Of late there seems to be an emergence of a Jewish fan club, particularly in the United States, with its members emulating Jewish practice, ideals and values as a form of pop culture.
From black-hat-donning urban hipsters, to Evangelical Christians creating ketubot (Jewish marriage contracts) for their marriage ceremony, Judaism has become a type of trend apparently worth following.
Jay-Z sang about black bar mitzvahs, Black Eyed Peas chorused mazel tov! in their hit I Gotta Feeling, Republican maven Michelle Bachmann clumsily made a stab at Yiddish during a political interview, the most famous anti-Semite of our times Mel Gibson is producing a biopic about Judah the Maccabee. The list goes on.
On the surface, it may seem that this widespread acceptance is a positive sign for Judaism; but the use of Jewish cultural and religious icons often comes with a view of Judaism that does not do it justice.
By conjuring up this superficial image of Judaism, one runs the risk of dehumanizing the Jewish people as a whole, and raising misguided stereotypes about what constitutes an ideal Jew. Cultural appropriation, flattering as it may seem, brings with it a serious danger to the integrity of ones religion.
When Madonna began studying Kabbalah (Jewish mysticism), it rapidly spiraled into a Hollywood trend. The pop icons primary place of study, the Kabbalah Center, publicly denies any link with Judaism, and even asserts that Kabbalah is not a Jewish practice.
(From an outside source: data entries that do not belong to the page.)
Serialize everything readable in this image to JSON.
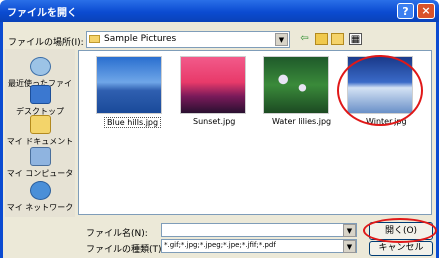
{
  "window": {
    "title": "ファイルを開く",
    "help": "?",
    "close": "×"
  },
  "toolbar": {
    "lookin_label": "ファイルの場所(I):",
    "lookin_value": "Sample Pictures",
    "arrow": "▼",
    "back": "⇦",
    "up": "",
    "newfolder": "",
    "view": "▦"
  },
  "places": [
    {
      "label": "最近使ったファイル",
      "icon": "recent-icon"
    },
    {
      "label": "デスクトップ",
      "icon": "desktop-icon"
    },
    {
      "label": "マイ ドキュメント",
      "icon": "my-documents-icon"
    },
    {
      "label": "マイ コンピュータ",
      "icon": "my-computer-icon"
    },
    {
      "label": "マイ ネットワーク",
      "icon": "my-network-icon"
    }
  ],
  "files": [
    {
      "name": "Blue hills.jpg"
    },
    {
      "name": "Sunset.jpg"
    },
    {
      "name": "Water lilies.jpg"
    },
    {
      "name": "Winter.jpg"
    }
  ],
  "bottom": {
    "filename_label": "ファイル名(N):",
    "filename_value": "",
    "filetype_label": "ファイルの種類(T):",
    "filetype_value": "*.gif;*.jpg;*.jpeg;*.jpe;*.jfif;*.pdf",
    "open_label": "開く(O)",
    "cancel_label": "キャンセル"
  },
  "colors": {
    "titlebar": "#0b4bd1",
    "dialog": "#ece9d8",
    "annotation": "#e01818"
  }
}
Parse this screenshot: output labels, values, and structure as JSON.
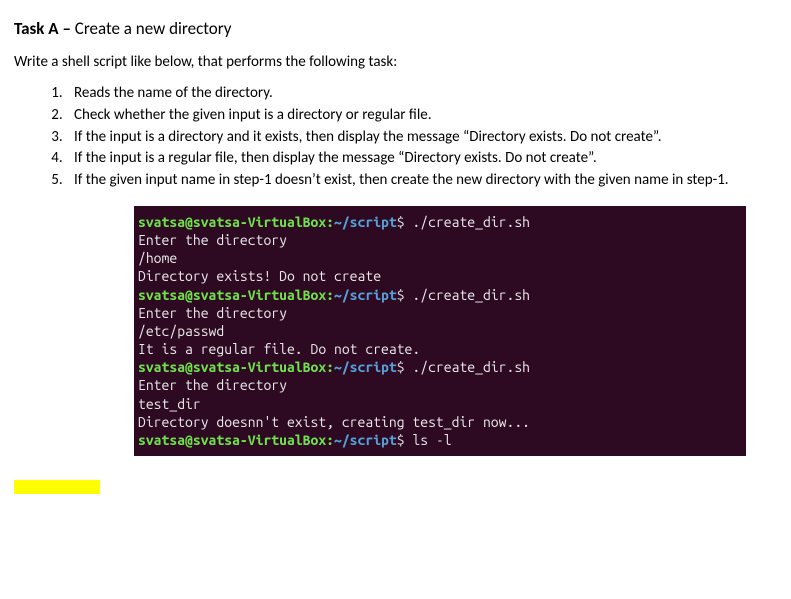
{
  "heading": {
    "task_label": "Task A – ",
    "task_title": "Create a new directory"
  },
  "intro": "Write a shell script like below, that performs the following task:",
  "steps": [
    "Reads the name of the directory.",
    "Check whether the given input is a directory or regular file.",
    "If the input is a directory and it exists, then display the message “Directory exists.  Do not create”.",
    "If the input is a regular file, then display the message “Directory exists.  Do not create”.",
    "If the given input name in step-1 doesn’t exist, then create the new directory with the given name in step-1."
  ],
  "terminal": {
    "prompt_user": "svatsa@svatsa-VirtualBox:",
    "prompt_path": "~/script",
    "prompt_symbol": "$ ",
    "lines": [
      {
        "type": "cmd",
        "text": "./create_dir.sh"
      },
      {
        "type": "out",
        "text": "Enter the directory"
      },
      {
        "type": "out",
        "text": "/home"
      },
      {
        "type": "out",
        "text": "Directory exists! Do not create"
      },
      {
        "type": "cmd",
        "text": "./create_dir.sh"
      },
      {
        "type": "out",
        "text": "Enter the directory"
      },
      {
        "type": "out",
        "text": "/etc/passwd"
      },
      {
        "type": "out",
        "text": "It is a regular file. Do not create."
      },
      {
        "type": "cmd",
        "text": "./create_dir.sh"
      },
      {
        "type": "out",
        "text": "Enter the directory"
      },
      {
        "type": "out",
        "text": "test_dir"
      },
      {
        "type": "out",
        "text": "Directory doesnn't exist, creating test_dir now..."
      },
      {
        "type": "cmd",
        "text": "ls -l"
      }
    ]
  }
}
For many Jews, this is blatantly offensive, as Kabbalah is traditionally studied by those deeply immersed in Torah and Jewish practice.
As a people, Jews need to be cognizant of this phenomenon, knowing when to share its rich heritage with its non-Jewish neighbors, and when to safeguard their traditions for generations to come.
Yael Miller is a graduate student at the Johns Hopkins University School of Advanced International Studies.